In the records below, count each line where the word "therapy" appears, and reply with that number only.

Stored items
******
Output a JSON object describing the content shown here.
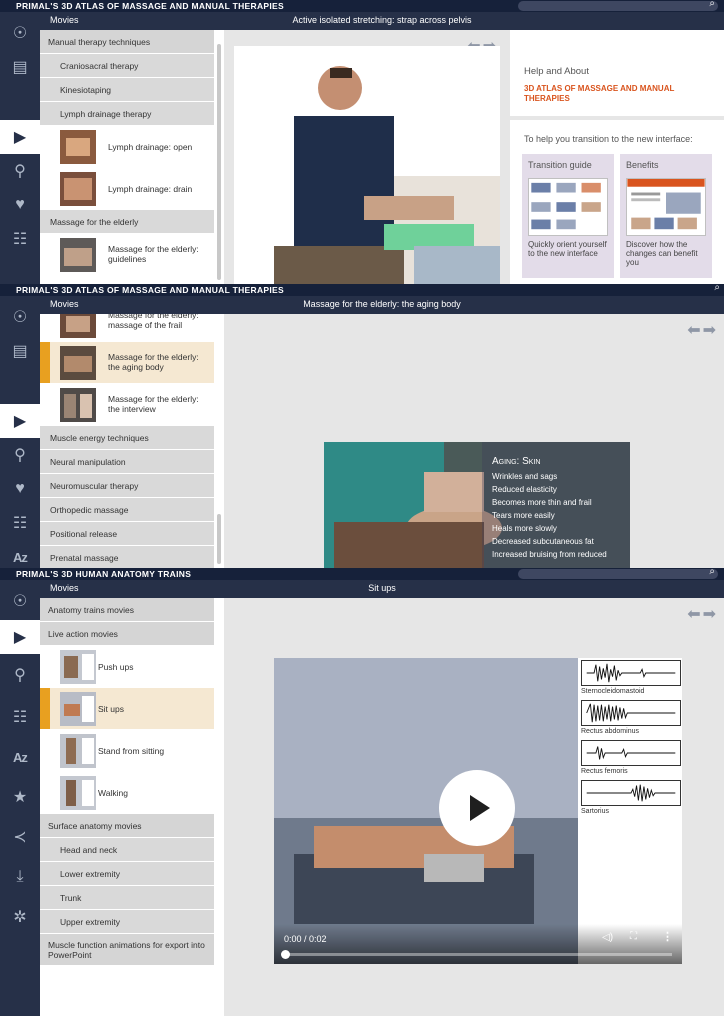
{
  "panels": [
    {
      "app_title": "PRIMAL'S 3D ATLAS OF MASSAGE AND MANUAL THERAPIES",
      "tab": "Movies",
      "content_title": "Active isolated stretching: strap across pelvis",
      "list": [
        {
          "type": "cat",
          "label": "Manual therapy techniques"
        },
        {
          "type": "sub",
          "label": "Craniosacral therapy"
        },
        {
          "type": "sub",
          "label": "Kinesiotaping"
        },
        {
          "type": "sub",
          "label": "Lymph drainage therapy"
        },
        {
          "type": "vid",
          "label": "Lymph drainage: open"
        },
        {
          "type": "vid",
          "label": "Lymph drainage: drain"
        },
        {
          "type": "sub",
          "label": "Massage for the elderly"
        },
        {
          "type": "vid",
          "label": "Massage for the elderly: guidelines"
        }
      ],
      "help": {
        "title": "Help and About",
        "subtitle": "3D ATLAS OF MASSAGE AND MANUAL THERAPIES",
        "intro": "To help you transition to the new interface:",
        "cards": [
          {
            "title": "Transition guide",
            "desc": "Quickly orient yourself to the new interface"
          },
          {
            "title": "Benefits",
            "desc": "Discover how the changes can benefit you"
          }
        ]
      }
    },
    {
      "app_title": "PRIMAL'S 3D ATLAS OF MASSAGE AND MANUAL THERAPIES",
      "tab": "Movies",
      "content_title": "Massage for the elderly: the aging body",
      "list": [
        {
          "type": "vid",
          "label": "Massage for the elderly: massage of the frail"
        },
        {
          "type": "vid",
          "label": "Massage for the elderly: the aging body",
          "selected": true
        },
        {
          "type": "vid",
          "label": "Massage for the elderly: the interview"
        },
        {
          "type": "sub",
          "label": "Muscle energy techniques"
        },
        {
          "type": "sub",
          "label": "Neural manipulation"
        },
        {
          "type": "sub",
          "label": "Neuromuscular therapy"
        },
        {
          "type": "sub",
          "label": "Orthopedic massage"
        },
        {
          "type": "sub",
          "label": "Positional release"
        },
        {
          "type": "sub",
          "label": "Prenatal massage"
        }
      ],
      "overlay": {
        "title": "Aging: Skin",
        "items": [
          "Wrinkles and sags",
          "Reduced elasticity",
          "Becomes more thin and frail",
          "Tears more easily",
          "Heals more slowly",
          "Decreased subcutaneous fat",
          "Increased bruising from reduced"
        ]
      }
    },
    {
      "app_title": "PRIMAL'S 3D HUMAN ANATOMY TRAINS",
      "tab": "Movies",
      "content_title": "Sit ups",
      "list": [
        {
          "type": "cat",
          "label": "Anatomy trains movies"
        },
        {
          "type": "cat",
          "label": "Live action movies"
        },
        {
          "type": "vid",
          "label": "Push ups"
        },
        {
          "type": "vid",
          "label": "Sit ups",
          "selected": true
        },
        {
          "type": "vid",
          "label": "Stand from sitting"
        },
        {
          "type": "vid",
          "label": "Walking"
        },
        {
          "type": "cat",
          "label": "Surface anatomy movies"
        },
        {
          "type": "sub",
          "label": "Head and neck"
        },
        {
          "type": "sub",
          "label": "Lower extremity"
        },
        {
          "type": "sub",
          "label": "Trunk"
        },
        {
          "type": "sub",
          "label": "Upper extremity"
        },
        {
          "type": "cat",
          "label": "Muscle function animations for export into PowerPoint"
        }
      ],
      "emg_labels": [
        "Sternocleidomastoid",
        "Rectus abdominus",
        "Rectus femoris",
        "Sartorius"
      ],
      "video_time": "0:00 / 0:02",
      "video_progress": 0
    }
  ],
  "icons": {
    "search": "search-icon",
    "arrows": "back-forward-arrows-icon",
    "play": "play-icon"
  },
  "colors": {
    "app_bar": "#16213a",
    "rail": "#263048",
    "selected_marker": "#e8a020",
    "selected_row": "#f5e8d2",
    "help_subtitle": "#d9541e",
    "card_bg": "#e3dce9"
  }
}
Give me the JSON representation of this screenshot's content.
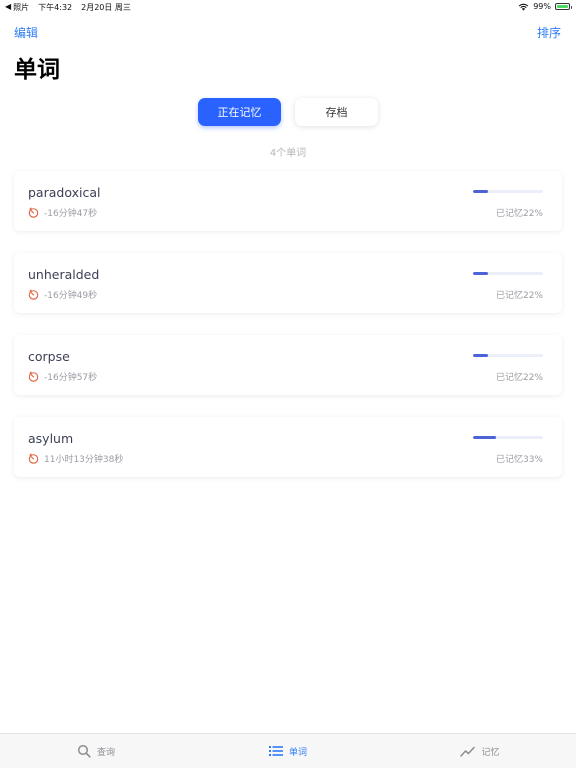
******
**OUTPUT OF THE TASK**
4